The Macau Legislative Assembly today (Thursday) approved an injection of MOP6.3 billion (US$784.4 million) into the budget, once again drawing on the region’s financial reserve to make up for the loss of tax revenue from the gambling business due to the Covid-19 pandemic.
This third revision of the 2021 budget was unanimously approved by members of the assembly.
During the presentation of the amending budget, Secretary for Economy and Finance, Lei Wai Nong, said that this new injection was justified because of the drop in revenues from casinos in what is the world’s gambling capital.
He referred to the “special gaming tax as the main source of revenue for public finance, whose accumulated value to the end of October was only around MOP26.5 billion, not reaching sixty percent of the respective budget execution rate.”
The government had forecast gross gaming revenue of MOP130 billion for this year as a whole, but last week acknowledged that the figure would be nearer MOP86 billion.
Since the start of the pandemic in early 2020, Macau’s government has already injected about MOP90.8 billion into the budget, drawn from the extraordinary financial reserve.
On 4 November the Legislative Assembly approved the use of MOP2.3 billion patacas from the reserve to provide the funds to implement support measures enacted during the economic crisis caused by the pandemic.
In April, the government had already dipped into the reserve to the tune of 9.1 billion patacas; that was after the initial 2021 budget already included an extraordinary injection of 26.6 billion.
Macau’s economy depends almost exclusively on tourism and gambling.
Of gross gambling revenue, 35 per cent goes to the government’s coffers.
Gambling represents about 80 per cent of government revenues and 55.5 per cent of Macau’s gross domestic product.

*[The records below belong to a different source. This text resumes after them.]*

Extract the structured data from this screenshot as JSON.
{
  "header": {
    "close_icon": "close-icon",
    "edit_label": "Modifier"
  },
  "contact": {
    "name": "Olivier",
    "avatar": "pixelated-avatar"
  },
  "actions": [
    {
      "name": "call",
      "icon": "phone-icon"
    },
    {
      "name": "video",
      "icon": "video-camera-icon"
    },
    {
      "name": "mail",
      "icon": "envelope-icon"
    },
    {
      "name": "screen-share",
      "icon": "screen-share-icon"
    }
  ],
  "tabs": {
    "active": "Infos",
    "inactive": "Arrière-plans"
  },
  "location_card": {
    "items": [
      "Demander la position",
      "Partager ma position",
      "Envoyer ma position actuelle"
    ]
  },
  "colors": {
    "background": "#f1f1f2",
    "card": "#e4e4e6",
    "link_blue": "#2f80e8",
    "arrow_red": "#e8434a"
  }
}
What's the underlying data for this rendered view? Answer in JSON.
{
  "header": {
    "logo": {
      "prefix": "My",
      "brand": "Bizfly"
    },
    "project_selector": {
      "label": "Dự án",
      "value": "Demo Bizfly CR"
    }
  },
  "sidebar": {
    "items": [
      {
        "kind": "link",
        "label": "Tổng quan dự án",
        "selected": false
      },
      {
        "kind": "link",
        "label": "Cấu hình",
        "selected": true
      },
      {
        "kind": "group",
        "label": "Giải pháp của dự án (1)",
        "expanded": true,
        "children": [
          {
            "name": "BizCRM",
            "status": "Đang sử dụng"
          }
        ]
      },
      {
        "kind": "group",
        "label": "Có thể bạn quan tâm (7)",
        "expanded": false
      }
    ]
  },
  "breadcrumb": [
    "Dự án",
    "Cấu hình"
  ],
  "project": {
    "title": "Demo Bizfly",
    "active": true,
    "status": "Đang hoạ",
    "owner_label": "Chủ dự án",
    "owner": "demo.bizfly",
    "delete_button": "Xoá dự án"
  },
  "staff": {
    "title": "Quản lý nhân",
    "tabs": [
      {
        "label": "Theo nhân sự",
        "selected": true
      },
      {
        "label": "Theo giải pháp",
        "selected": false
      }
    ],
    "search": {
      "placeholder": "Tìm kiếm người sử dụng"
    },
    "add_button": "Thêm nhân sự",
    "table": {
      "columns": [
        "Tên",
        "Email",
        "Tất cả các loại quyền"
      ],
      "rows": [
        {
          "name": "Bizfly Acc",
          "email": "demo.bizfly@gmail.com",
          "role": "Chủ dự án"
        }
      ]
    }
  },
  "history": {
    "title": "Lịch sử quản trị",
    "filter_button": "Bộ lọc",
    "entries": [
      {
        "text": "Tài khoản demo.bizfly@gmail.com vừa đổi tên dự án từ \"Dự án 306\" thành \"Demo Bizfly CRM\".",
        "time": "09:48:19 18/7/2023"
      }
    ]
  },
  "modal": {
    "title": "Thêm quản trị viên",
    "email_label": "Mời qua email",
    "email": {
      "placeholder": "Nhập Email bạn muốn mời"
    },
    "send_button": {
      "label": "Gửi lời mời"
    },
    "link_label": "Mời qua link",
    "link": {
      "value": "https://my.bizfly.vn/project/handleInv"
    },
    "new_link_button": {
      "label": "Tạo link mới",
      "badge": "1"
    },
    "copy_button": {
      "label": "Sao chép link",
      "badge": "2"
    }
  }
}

The industry provides work for more than 80,000 people, or 17.23 per cent of the employed population.
In the first 10 months of this year, Macau recorded 6,083,773 visitors to the territory, when before the pandemic the monthly figure averaged around 3 million.
In the whole of 2019, Macau had almost 40 million visitors.
At the beginning of this year, there was an expectation of a revival in tourism from mainland China, with the resumption of the issuing of individual visas.
Macau has recorded only 77 cases since the start of the pandemic. It continues to have tight border restrictions in place and requires mandatory quarantine on arrival that can last up to 35 days.